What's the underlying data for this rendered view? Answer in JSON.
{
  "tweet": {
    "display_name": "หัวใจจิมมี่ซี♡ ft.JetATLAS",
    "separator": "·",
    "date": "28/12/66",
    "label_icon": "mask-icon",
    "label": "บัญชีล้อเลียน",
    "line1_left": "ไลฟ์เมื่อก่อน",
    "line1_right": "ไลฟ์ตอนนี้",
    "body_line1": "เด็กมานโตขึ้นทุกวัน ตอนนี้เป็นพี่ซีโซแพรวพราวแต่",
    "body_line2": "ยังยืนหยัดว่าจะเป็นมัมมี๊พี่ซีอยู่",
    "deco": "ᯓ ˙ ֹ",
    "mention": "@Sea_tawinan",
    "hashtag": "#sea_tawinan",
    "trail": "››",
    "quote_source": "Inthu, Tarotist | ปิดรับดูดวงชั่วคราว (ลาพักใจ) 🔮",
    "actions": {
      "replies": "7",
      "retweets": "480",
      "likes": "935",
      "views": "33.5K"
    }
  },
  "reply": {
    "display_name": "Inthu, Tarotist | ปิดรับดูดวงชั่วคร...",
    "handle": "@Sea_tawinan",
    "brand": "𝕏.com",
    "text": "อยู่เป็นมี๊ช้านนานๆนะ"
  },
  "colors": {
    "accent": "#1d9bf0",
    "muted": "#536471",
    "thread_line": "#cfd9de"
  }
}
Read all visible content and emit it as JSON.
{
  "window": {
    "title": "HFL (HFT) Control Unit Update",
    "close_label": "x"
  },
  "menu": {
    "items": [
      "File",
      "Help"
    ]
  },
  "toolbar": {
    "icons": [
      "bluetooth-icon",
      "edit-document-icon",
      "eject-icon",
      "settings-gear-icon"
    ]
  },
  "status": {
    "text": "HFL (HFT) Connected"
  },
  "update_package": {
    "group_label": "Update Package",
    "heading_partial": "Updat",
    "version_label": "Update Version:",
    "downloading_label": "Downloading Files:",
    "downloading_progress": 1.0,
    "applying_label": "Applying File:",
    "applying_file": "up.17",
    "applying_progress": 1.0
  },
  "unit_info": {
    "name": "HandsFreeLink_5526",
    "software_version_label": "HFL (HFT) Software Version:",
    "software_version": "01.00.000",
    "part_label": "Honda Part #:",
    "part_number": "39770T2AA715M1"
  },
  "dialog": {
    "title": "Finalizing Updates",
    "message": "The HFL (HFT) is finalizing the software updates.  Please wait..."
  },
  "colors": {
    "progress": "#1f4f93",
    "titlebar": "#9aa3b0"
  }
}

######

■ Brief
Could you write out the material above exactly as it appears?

■ Answer to this exercise
What's the underlying data for this rendered view? Answer in JSON.
{
  "tweet": {
    "display_name": "หัวใจจิมมี่ซี♡ ft.JetATLAS",
    "separator": "·",
    "date": "28/12/66",
    "label_icon": "mask-icon",
    "label": "บัญชีล้อเลียน",
    "line1_left": "ไลฟ์เมื่อก่อน",
    "line1_right": "ไลฟ์ตอนนี้",
    "body_line1": "เด็กมานโตขึ้นทุกวัน ตอนนี้เป็นพี่ซีโซแพรวพราวแต่",
    "body_line2": "ยังยืนหยัดว่าจะเป็นมัมมี๊พี่ซีอยู่",
    "deco": "ᯓ ˙ ֹ",
    "mention": "@Sea_tawinan",
    "hashtag": "#sea_tawinan",
    "trail": "››",
    "quote_source": "Inthu, Tarotist | ปิดรับดูดวงชั่วคราว (ลาพักใจ) 🔮",
    "actions": {
      "replies": "7",
      "retweets": "480",
      "likes": "935",
      "views": "33.5K"
    }
  },
  "reply": {
    "display_name": "Inthu, Tarotist | ปิดรับดูดวงชั่วคร...",
    "handle": "@Sea_tawinan",
    "brand": "𝕏.com",
    "text": "อยู่เป็นมี๊ช้านนานๆนะ"
  },
  "colors": {
    "accent": "#1d9bf0",
    "muted": "#536471",
    "thread_line": "#cfd9de"
  }
}
Read all visible content and emit it as JSON.
{
  "window": {
    "title": "HFL (HFT) Control Unit Update",
    "close_label": "x"
  },
  "menu": {
    "items": [
      "File",
      "Help"
    ]
  },
  "toolbar": {
    "icons": [
      "bluetooth-icon",
      "edit-document-icon",
      "eject-icon",
      "settings-gear-icon"
    ]
  },
  "status": {
    "text": "HFL (HFT) Connected"
  },
  "update_package": {
    "group_label": "Update Package",
    "heading_partial": "Updat",
    "version_label": "Update Version:",
    "downloading_label": "Downloading Files:",
    "downloading_progress": 1.0,
    "applying_label": "Applying File:",
    "applying_file": "up.17",
    "applying_progress": 1.0
  },
  "unit_info": {
    "name": "HandsFreeLink_5526",
    "software_version_label": "HFL (HFT) Software Version:",
    "software_version": "01.00.000",
    "part_label": "Honda Part #:",
    "part_number": "39770T2AA715M1"
  },
  "dialog": {
    "title": "Finalizing Updates",
    "message": "The HFL (HFT) is finalizing the software updates.  Please wait..."
  },
  "colors": {
    "progress": "#1f4f93",
    "titlebar": "#9aa3b0"
  }
}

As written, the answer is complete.